(Component data from apps and pages)
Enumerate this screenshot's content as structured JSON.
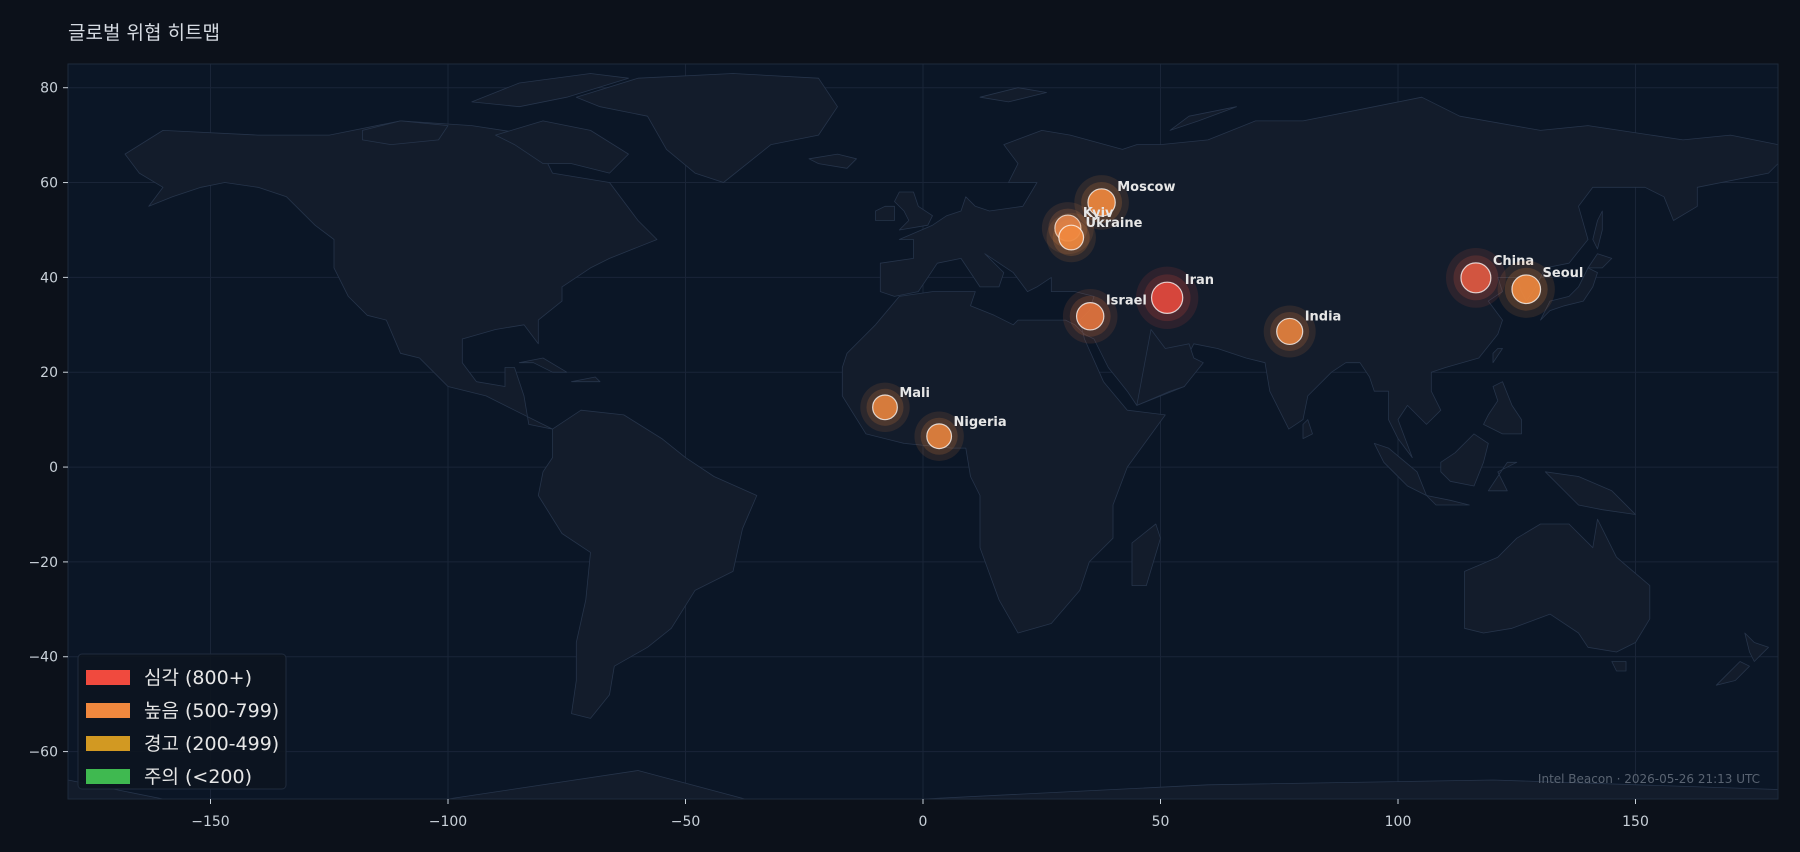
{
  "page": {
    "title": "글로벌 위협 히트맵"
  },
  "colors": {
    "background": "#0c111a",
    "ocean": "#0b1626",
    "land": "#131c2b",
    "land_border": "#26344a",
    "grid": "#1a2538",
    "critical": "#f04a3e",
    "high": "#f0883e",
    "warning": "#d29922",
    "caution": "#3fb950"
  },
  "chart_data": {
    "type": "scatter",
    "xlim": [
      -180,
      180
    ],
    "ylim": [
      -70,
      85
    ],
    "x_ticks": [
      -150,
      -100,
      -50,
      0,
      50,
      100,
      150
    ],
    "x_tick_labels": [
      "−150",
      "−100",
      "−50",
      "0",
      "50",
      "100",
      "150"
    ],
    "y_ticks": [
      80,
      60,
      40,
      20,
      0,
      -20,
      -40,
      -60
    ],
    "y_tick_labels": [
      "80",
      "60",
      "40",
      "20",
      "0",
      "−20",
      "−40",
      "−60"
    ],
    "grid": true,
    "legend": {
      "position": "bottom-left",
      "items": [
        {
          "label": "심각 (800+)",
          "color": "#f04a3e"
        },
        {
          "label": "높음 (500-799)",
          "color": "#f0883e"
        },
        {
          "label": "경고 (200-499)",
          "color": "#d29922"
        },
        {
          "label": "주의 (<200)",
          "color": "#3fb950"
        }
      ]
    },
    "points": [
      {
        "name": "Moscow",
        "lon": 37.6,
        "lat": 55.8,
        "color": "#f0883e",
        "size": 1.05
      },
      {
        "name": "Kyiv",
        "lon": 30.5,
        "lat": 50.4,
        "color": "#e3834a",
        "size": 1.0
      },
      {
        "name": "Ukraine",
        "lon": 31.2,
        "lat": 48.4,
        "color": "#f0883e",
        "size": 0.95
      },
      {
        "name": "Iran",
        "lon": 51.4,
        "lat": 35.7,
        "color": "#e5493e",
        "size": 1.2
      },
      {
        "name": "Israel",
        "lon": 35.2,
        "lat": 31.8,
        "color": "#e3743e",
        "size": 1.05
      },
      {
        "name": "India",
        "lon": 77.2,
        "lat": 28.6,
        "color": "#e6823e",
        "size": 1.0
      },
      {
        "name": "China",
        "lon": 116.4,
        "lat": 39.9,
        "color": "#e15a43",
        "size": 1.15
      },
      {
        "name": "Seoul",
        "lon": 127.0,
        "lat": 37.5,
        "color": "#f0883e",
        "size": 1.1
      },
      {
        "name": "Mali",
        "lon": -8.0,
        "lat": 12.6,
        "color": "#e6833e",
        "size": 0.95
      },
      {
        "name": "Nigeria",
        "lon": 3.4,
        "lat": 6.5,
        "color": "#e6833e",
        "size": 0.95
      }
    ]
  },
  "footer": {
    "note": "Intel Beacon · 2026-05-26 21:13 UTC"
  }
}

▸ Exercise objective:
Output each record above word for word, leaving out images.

▸ Exercise result:
Enumerate this screenshot's content as structured JSON.
{
  "page": {
    "title": "글로벌 위협 히트맵"
  },
  "colors": {
    "background": "#0c111a",
    "ocean": "#0b1626",
    "land": "#131c2b",
    "land_border": "#26344a",
    "grid": "#1a2538",
    "critical": "#f04a3e",
    "high": "#f0883e",
    "warning": "#d29922",
    "caution": "#3fb950"
  },
  "chart_data": {
    "type": "scatter",
    "xlim": [
      -180,
      180
    ],
    "ylim": [
      -70,
      85
    ],
    "x_ticks": [
      -150,
      -100,
      -50,
      0,
      50,
      100,
      150
    ],
    "x_tick_labels": [
      "−150",
      "−100",
      "−50",
      "0",
      "50",
      "100",
      "150"
    ],
    "y_ticks": [
      80,
      60,
      40,
      20,
      0,
      -20,
      -40,
      -60
    ],
    "y_tick_labels": [
      "80",
      "60",
      "40",
      "20",
      "0",
      "−20",
      "−40",
      "−60"
    ],
    "grid": true,
    "legend": {
      "position": "bottom-left",
      "items": [
        {
          "label": "심각 (800+)",
          "color": "#f04a3e"
        },
        {
          "label": "높음 (500-799)",
          "color": "#f0883e"
        },
        {
          "label": "경고 (200-499)",
          "color": "#d29922"
        },
        {
          "label": "주의 (<200)",
          "color": "#3fb950"
        }
      ]
    },
    "points": [
      {
        "name": "Moscow",
        "lon": 37.6,
        "lat": 55.8,
        "color": "#f0883e",
        "size": 1.05
      },
      {
        "name": "Kyiv",
        "lon": 30.5,
        "lat": 50.4,
        "color": "#e3834a",
        "size": 1.0
      },
      {
        "name": "Ukraine",
        "lon": 31.2,
        "lat": 48.4,
        "color": "#f0883e",
        "size": 0.95
      },
      {
        "name": "Iran",
        "lon": 51.4,
        "lat": 35.7,
        "color": "#e5493e",
        "size": 1.2
      },
      {
        "name": "Israel",
        "lon": 35.2,
        "lat": 31.8,
        "color": "#e3743e",
        "size": 1.05
      },
      {
        "name": "India",
        "lon": 77.2,
        "lat": 28.6,
        "color": "#e6823e",
        "size": 1.0
      },
      {
        "name": "China",
        "lon": 116.4,
        "lat": 39.9,
        "color": "#e15a43",
        "size": 1.15
      },
      {
        "name": "Seoul",
        "lon": 127.0,
        "lat": 37.5,
        "color": "#f0883e",
        "size": 1.1
      },
      {
        "name": "Mali",
        "lon": -8.0,
        "lat": 12.6,
        "color": "#e6833e",
        "size": 0.95
      },
      {
        "name": "Nigeria",
        "lon": 3.4,
        "lat": 6.5,
        "color": "#e6833e",
        "size": 0.95
      }
    ]
  },
  "footer": {
    "note": "Intel Beacon · 2026-05-26 21:13 UTC"
  }
}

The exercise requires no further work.